→ TASK INSTRUCTIONS
Where the string "style" appears in a line of the data, show that line.

** Opening EXCERPTED DATA block **

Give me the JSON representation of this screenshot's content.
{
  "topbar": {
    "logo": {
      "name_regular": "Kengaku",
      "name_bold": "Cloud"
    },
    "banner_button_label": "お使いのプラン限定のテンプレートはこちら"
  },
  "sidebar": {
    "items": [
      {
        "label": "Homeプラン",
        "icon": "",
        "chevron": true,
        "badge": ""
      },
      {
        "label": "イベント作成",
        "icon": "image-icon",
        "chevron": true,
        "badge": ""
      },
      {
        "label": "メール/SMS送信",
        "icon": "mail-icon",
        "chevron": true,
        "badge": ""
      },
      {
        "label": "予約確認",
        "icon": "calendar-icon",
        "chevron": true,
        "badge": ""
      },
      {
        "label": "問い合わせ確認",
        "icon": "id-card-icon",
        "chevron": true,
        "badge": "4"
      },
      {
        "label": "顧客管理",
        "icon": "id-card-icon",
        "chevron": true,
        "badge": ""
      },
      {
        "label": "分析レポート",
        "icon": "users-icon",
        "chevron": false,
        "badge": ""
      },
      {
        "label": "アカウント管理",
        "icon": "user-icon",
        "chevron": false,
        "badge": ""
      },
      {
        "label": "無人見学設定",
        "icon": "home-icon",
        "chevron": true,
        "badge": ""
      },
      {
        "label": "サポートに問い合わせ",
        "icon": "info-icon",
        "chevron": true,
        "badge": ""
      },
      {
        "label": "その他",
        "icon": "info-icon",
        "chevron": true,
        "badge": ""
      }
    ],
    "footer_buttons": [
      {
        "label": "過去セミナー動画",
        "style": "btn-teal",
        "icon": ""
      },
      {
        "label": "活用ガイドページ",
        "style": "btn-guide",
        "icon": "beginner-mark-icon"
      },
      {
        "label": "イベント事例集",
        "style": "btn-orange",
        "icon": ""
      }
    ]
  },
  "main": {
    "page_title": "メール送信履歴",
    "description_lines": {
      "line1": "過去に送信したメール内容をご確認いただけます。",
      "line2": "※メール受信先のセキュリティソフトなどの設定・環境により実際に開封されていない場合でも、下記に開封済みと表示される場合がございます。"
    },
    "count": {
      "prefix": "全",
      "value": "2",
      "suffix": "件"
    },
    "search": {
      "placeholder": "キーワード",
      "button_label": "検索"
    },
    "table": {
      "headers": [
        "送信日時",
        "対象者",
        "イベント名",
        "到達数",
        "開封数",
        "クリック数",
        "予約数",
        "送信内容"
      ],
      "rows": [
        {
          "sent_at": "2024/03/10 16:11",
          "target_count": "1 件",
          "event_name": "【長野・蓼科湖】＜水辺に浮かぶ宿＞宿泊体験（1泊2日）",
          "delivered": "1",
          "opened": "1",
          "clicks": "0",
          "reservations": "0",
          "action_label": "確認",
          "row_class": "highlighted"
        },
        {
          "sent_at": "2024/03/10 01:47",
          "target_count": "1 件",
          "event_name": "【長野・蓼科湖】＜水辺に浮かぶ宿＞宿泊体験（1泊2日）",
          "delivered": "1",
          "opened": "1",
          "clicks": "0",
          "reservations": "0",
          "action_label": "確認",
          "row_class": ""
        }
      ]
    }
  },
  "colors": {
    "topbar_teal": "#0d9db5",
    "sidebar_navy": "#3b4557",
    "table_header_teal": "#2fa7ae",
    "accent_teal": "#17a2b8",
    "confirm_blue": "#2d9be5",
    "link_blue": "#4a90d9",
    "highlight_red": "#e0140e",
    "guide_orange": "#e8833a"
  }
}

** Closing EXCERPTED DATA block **

→ REPLY
        "style": "btn-teal",
        "style": "btn-guide",
        "style": "btn-orange",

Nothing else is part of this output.